That’s the name of our family card game: Spite and Malice. It’s one of those family traditions that’s so ingrained you sometimes fail to recognize that it’s not something everyone does. Sort of like when Ian and I were in Germany together and the meals at the youth hostel were exactly like what my German grandma always served us, and for the first time I realized I’d been raised on ethnic food. It had always just been food.
Spite and Malice is pretty simple, although without cards in front of you the explanation might sound messy.
Each person has a stack of 21 cards he or she is trying to get rid
of. You get five cards in your hand and there are four discard piles in
your own personal foot near your stack. You get rid of cards by making
and replacing four stacks in the center that everyone plays on that
build up from from ace to queen. Kings and Jokers are wild. The
distinctive thing about Spite and Malice is the deck is as big as you
want it to be, usually at least four decks mixed together, so it’s the
perfect game for using old decks that aren’t complete. My grandmother
played bridge for years, so she was always adding decks as they got
dirty or too old to the Spite and Malice pile. I have some of her cards
mixed into our own Spite and Malice deck.
Some of my favorite memories are of sitting around grandma’s kitchen
table playing Spite and Malice with any family who were up for a
game–usually my grandma, my mom, my brothers, an aunt, a cousin…. My
dad had the infuriating habit of not turning over the next card in his
main stack after playing the one on the top, and just playing things out
of his hand or foot which don’t really matter. The only cards that
matter are the ones in the stack you are trying to get rid of, but he’d
play blindly for awhile, not knowing what card he should be working
toward, and invariably when he finally turned that card over it was the
perfect thing. Maddening to watch, I must say, but it kept us laughing.
It’s the kind of game where there is always something going on, but
not so much that you can’t talk the whole time. That’s the beauty of
it. It doesn’t take concentration, so you can think about the game or
not and it’s all fine. It’s something to do while you just laugh and
enjoy being together. Which is a pretty lovely result for a game with
such a cruel sounding name.
This weekend I finally taught it to Aden. I think I was a little
younger than she is when I learned it, but because grandma spent her
last few years in a nursing home Aden didn’t have the advantage of
growing up around that kitchen table which was the accepted venue for
Spite and Malice. Pulling out cards and boardgames isn’t as natural as
pulling out laptops in our home, I’m afraid. Although there are moments when
we are faced with each other and need to think of amusing ways to pass
the time where cards and games are the best possible thing.
Aden was very excited to learn Spite and Malice. I can’t remember
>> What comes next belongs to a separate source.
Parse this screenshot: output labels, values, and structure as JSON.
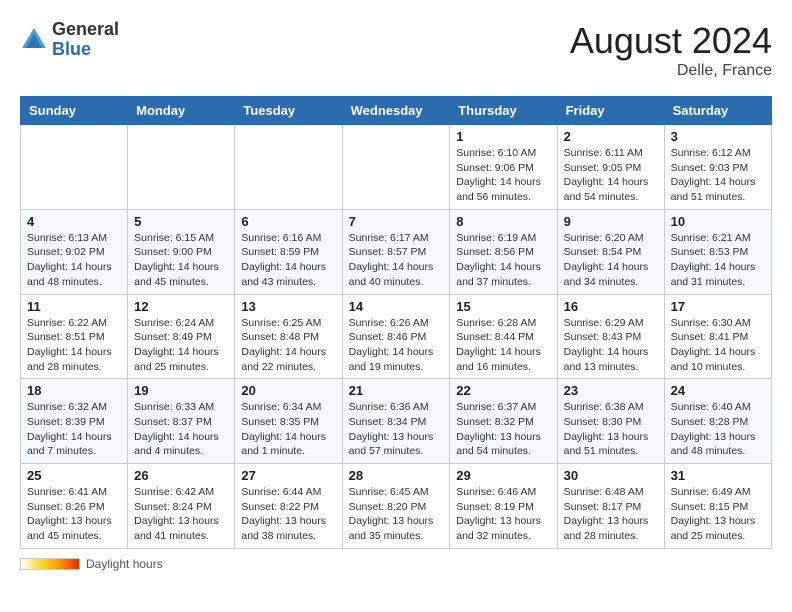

the last time I played, but it felt good to be dealing out cards from
the giant deck. At first Mona was upset that she wasn’t being included,
so I told her she could help me while I taught Aden. I really just
wanted to get one kid good at it before trying to teach it to the next
one. Mona wiggled around next to me and was enthusiastic for about ten
seconds and then drifted off to do something else.
Aden caught on quickly. About halfway through we stopped playing
with open hands so I could walk her through what we should both be
doing, and were able to just play. I’d forgotten just how much fun that
game can be. Of course, the fun is really all in the company, and Aden
is wonderful company.
My hope is to play with Aden a few times a week before my
grandmother’s memorial service in December so that by then she’s a pro.
When we travel to Ohio to say our goodbyes I’m going to bring my Spite
and Malice deck and see how many relatives I can get interested in a
game. I can’t think of a more fitting tribute to my grandma than to
have us sitting around a table together, playing our family game, and
talking. She’d have loved that. I’m just sorry she never got to play
with my daughter.